The presence of the church towers says that this can only be Widecombe …..
The Church of St. Pancras, Widecombe, is so impressive for a moorland church that it is known as the Cathedral of the Moor.
Dartmoor Magazine is another regular display at Widecombe Fair.
I never realised there could be so many red Vintage Austin 7’s …..
There is always a good display of Austin 7’s.
In the livestock part of the Fair, there are three sections for sheep, Greyface Dartmoors, a rare breed …..
and Whiteface Dartmoors.
The Whiteface is a breed “At Risk” and unusually for an upland sheep it is classified as a “longwool” sheep.
Children’s Mounted Fancy Dress event – some riding backwards, to instil confidence!
I didn’t get to the sheep-shearing competition this year, always a good event for our more urban cousins to see.
A clothing display.
The photograph above shows the gazebos in the smaller field next to the main showground.
Berni, Val, Derek and Claude caught in a quiet moment – I had to wait a while to get them on their own.
The beer tent held the stage for the folk music. The Folk at the Fair event ran from 10.00 am to midnight, with the coverage in the programme covering almost four pages. As I said at the top of the page – there are a lot things that I can’t do justice to in this blog. This is almost a standalone event.
There are a lot of trophies awarded during the day. There are 20 pony classes, 10 cattle classes and 29 different classes for sheep in the programme.
The masterful announcer is one of the things that “makes” Widecombe Fair what it is.
The Widecombe Fair programme has a section at the back about the history of the fair, and says that Uncle Tom Cobley and his friends went to it from Spreyton* in 1802. The Fair could be a lot older than that.
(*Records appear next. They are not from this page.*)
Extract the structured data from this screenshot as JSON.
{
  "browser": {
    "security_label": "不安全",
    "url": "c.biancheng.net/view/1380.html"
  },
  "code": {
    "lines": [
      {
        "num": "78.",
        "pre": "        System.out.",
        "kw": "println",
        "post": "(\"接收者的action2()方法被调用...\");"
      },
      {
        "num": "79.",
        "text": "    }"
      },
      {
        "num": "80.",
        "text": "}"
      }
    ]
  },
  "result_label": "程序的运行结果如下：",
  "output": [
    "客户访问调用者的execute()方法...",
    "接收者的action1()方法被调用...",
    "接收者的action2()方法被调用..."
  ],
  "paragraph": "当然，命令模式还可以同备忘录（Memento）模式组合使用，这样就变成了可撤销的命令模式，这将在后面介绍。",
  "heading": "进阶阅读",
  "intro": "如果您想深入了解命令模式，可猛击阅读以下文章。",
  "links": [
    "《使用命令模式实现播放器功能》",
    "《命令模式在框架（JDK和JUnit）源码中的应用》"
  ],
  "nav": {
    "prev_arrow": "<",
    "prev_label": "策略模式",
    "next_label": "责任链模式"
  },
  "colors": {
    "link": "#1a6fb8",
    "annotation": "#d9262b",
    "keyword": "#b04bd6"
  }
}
It was originally a livestock fair where animals were bought and sold, depending on what supplies were available that year (food and fodder) and how many animals could be fed during the coming winter.
* Spreyton is approximately 6 miles east of Okehampton, north of today’s A30, 12 miles from Widecombe, as the crow flies.
That was Widecombe Fair, 2018.